*Problem statement:* Task for the records below: copy exactly, and only, the line containing "Serialize everything readable" and every line after it to the end, with pictures left out.

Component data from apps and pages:

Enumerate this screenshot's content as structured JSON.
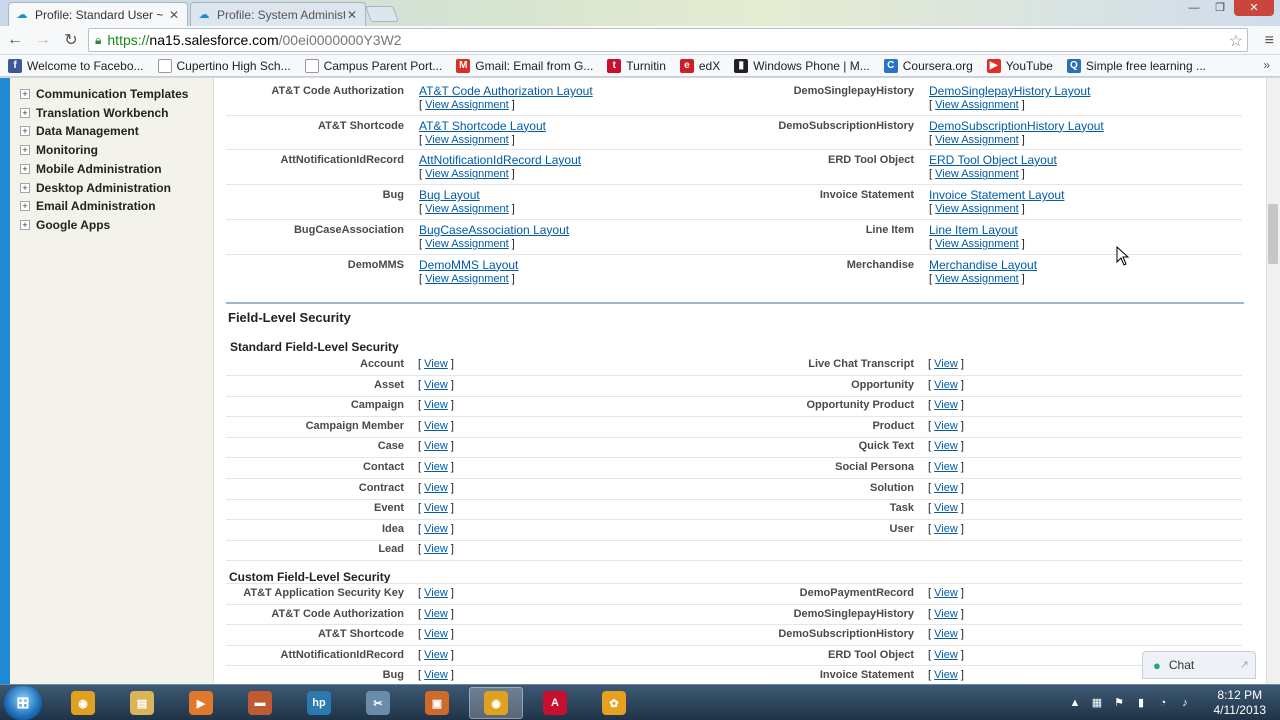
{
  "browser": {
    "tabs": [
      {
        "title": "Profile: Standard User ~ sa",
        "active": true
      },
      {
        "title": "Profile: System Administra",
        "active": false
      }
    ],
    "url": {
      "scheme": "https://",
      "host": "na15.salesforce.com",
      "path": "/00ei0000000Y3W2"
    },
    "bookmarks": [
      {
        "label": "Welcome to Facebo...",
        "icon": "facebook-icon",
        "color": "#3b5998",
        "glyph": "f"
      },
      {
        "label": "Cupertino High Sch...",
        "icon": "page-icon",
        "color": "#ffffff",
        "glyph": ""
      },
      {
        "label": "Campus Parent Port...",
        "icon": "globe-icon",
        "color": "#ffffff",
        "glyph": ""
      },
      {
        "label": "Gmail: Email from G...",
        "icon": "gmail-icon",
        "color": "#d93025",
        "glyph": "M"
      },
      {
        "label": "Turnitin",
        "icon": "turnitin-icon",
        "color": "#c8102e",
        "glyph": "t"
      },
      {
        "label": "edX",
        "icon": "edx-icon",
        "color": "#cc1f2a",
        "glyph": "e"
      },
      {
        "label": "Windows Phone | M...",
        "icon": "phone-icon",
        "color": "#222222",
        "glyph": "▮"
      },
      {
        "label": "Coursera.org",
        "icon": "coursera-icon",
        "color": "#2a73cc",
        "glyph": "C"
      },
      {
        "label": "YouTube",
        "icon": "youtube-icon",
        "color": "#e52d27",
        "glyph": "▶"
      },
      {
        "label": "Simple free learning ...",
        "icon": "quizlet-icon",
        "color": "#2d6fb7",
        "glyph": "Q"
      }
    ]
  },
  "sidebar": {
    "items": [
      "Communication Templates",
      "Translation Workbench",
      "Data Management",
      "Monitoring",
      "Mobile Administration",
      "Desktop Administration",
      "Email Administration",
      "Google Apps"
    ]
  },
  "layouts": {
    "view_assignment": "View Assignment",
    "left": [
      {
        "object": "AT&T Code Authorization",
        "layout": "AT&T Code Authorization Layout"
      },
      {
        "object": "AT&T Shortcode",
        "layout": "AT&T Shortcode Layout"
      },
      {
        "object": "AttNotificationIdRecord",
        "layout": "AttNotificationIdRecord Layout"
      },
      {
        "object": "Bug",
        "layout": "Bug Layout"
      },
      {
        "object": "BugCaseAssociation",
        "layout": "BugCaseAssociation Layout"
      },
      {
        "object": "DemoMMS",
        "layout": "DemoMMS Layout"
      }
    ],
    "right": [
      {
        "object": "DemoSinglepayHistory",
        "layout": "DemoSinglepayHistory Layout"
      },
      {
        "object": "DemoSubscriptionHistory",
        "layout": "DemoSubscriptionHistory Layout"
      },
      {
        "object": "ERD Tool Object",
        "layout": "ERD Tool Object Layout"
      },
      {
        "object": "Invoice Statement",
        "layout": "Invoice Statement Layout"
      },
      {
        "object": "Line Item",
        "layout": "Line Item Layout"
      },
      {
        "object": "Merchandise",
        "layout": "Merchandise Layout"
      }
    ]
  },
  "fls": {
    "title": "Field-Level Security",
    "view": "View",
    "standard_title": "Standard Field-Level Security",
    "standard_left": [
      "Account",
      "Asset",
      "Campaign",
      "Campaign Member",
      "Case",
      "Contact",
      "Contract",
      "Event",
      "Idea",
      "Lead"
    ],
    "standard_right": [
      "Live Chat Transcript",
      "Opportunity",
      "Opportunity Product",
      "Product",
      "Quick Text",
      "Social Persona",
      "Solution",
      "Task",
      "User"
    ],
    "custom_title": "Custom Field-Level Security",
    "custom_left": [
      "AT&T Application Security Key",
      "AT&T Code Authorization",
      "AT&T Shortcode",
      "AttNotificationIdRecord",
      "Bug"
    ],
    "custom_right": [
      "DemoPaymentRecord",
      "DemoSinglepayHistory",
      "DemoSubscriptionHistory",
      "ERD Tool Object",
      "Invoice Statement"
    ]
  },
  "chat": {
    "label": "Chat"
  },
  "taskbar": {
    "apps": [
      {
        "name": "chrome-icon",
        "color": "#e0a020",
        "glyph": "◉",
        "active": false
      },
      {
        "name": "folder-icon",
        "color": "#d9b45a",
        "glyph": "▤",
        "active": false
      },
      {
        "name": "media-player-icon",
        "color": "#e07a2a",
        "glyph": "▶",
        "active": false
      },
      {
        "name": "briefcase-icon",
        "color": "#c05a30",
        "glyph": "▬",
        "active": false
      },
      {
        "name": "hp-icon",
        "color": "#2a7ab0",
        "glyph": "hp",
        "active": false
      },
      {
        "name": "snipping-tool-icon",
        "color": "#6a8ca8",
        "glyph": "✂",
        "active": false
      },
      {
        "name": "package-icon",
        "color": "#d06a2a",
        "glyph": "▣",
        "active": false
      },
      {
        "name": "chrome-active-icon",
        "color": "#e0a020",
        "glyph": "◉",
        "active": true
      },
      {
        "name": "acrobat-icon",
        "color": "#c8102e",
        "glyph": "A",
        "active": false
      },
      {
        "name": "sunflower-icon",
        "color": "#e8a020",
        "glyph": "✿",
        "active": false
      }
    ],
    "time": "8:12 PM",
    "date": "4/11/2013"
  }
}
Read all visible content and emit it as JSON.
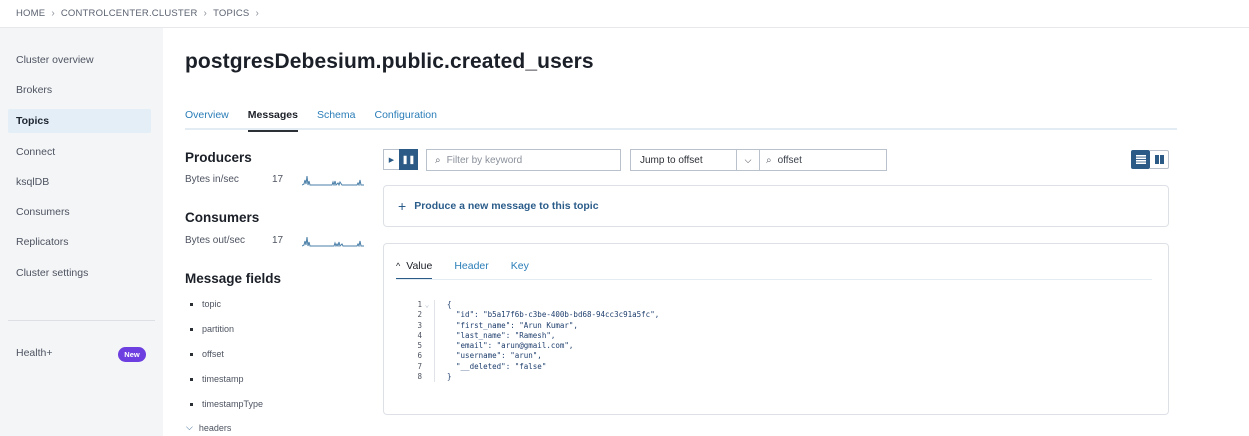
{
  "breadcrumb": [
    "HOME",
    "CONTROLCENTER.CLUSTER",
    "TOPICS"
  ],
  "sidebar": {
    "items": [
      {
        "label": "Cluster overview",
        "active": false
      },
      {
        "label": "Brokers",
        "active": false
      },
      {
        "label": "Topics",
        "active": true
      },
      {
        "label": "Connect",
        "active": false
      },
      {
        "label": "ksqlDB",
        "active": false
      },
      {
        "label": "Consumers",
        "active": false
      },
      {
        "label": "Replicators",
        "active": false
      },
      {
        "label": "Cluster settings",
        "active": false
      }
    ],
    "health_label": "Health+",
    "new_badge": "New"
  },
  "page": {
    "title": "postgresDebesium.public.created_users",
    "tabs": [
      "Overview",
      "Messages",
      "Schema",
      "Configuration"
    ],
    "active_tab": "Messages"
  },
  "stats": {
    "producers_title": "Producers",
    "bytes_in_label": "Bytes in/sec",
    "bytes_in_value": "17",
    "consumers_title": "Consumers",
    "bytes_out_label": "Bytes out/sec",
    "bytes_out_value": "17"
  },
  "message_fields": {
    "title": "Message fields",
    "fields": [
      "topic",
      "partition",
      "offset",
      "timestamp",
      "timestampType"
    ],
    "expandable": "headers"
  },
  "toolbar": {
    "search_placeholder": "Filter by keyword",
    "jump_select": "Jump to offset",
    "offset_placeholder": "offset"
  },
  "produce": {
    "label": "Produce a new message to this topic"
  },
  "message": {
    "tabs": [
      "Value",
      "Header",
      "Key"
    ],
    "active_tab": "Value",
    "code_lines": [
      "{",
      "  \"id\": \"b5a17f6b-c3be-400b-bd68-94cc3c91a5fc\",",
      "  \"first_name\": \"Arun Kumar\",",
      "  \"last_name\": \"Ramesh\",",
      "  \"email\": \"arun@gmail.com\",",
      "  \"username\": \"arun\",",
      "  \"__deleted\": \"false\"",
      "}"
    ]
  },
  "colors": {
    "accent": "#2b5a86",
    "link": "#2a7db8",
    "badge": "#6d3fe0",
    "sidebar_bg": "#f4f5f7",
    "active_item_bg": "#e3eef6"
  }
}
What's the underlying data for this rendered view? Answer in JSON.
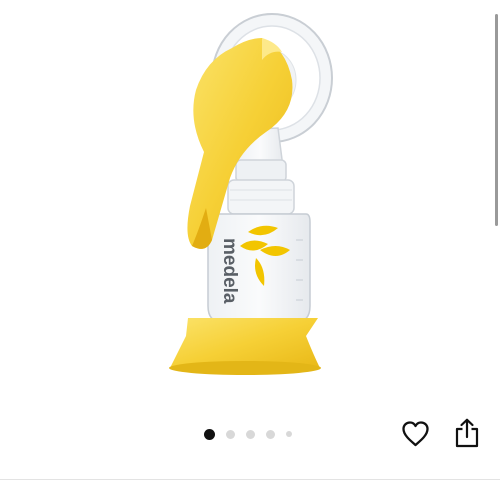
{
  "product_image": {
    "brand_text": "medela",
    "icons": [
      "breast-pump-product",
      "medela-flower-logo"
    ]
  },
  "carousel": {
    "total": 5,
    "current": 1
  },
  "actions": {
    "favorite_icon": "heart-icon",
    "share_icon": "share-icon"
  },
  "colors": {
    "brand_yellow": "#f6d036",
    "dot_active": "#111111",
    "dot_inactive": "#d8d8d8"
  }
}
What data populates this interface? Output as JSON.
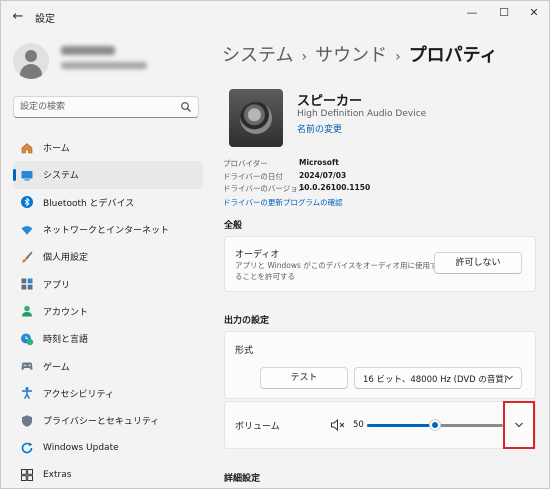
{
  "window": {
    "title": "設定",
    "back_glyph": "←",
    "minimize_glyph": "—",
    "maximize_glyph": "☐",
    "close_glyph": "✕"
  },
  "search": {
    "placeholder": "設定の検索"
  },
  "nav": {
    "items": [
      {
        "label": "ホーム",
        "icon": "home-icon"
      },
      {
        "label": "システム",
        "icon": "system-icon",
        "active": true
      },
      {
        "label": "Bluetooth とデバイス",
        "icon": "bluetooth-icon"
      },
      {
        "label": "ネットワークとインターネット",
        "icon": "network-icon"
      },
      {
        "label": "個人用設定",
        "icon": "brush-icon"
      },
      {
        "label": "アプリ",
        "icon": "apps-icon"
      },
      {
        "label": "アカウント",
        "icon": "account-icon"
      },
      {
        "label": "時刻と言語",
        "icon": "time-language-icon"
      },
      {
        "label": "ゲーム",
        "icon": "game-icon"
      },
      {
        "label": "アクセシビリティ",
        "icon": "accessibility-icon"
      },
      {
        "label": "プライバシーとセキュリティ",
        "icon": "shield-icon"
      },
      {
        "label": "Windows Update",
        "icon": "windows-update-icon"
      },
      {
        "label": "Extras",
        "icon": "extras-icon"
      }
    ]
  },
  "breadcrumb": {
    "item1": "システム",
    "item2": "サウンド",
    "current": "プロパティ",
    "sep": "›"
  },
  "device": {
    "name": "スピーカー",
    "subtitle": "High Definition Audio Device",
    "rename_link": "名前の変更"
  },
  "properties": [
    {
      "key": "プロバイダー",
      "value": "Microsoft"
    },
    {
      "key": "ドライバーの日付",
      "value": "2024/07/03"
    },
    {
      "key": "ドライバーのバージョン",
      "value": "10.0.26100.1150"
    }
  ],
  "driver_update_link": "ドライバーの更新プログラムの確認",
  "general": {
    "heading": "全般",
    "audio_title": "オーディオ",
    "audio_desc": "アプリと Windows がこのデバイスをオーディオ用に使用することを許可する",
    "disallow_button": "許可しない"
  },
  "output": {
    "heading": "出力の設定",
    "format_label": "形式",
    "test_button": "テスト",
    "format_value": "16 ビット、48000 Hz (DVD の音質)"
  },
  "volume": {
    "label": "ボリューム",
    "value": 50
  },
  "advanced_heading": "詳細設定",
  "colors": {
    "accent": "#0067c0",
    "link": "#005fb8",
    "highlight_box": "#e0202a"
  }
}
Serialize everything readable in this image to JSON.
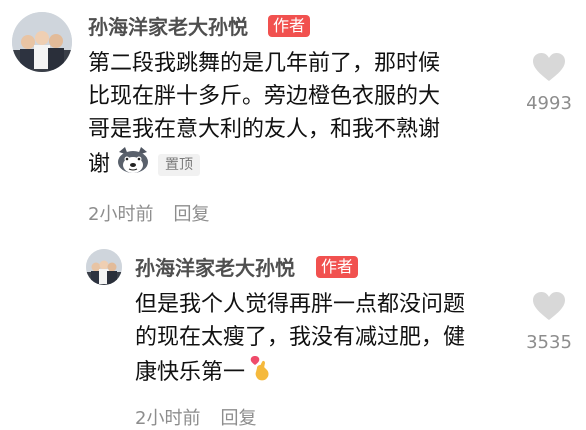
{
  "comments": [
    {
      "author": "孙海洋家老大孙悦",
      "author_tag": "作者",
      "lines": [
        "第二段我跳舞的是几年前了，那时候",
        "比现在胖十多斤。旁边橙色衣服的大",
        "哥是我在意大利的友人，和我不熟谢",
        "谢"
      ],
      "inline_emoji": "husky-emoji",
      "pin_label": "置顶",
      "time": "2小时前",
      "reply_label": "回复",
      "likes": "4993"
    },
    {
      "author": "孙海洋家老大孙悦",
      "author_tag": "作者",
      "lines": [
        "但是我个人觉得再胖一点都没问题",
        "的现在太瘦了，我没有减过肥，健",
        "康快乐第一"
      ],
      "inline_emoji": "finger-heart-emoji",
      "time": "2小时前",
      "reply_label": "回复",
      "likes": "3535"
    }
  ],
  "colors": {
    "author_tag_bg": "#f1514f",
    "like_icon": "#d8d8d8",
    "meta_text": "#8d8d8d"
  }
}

*Worked solution:*
Serialize everything readable in this image to JSON.
{
  "comments": [
    {
      "author": "孙海洋家老大孙悦",
      "author_tag": "作者",
      "lines": [
        "第二段我跳舞的是几年前了，那时候",
        "比现在胖十多斤。旁边橙色衣服的大",
        "哥是我在意大利的友人，和我不熟谢",
        "谢"
      ],
      "inline_emoji": "husky-emoji",
      "pin_label": "置顶",
      "time": "2小时前",
      "reply_label": "回复",
      "likes": "4993"
    },
    {
      "author": "孙海洋家老大孙悦",
      "author_tag": "作者",
      "lines": [
        "但是我个人觉得再胖一点都没问题",
        "的现在太瘦了，我没有减过肥，健",
        "康快乐第一"
      ],
      "inline_emoji": "finger-heart-emoji",
      "time": "2小时前",
      "reply_label": "回复",
      "likes": "3535"
    }
  ],
  "colors": {
    "author_tag_bg": "#f1514f",
    "like_icon": "#d8d8d8",
    "meta_text": "#8d8d8d"
  }
}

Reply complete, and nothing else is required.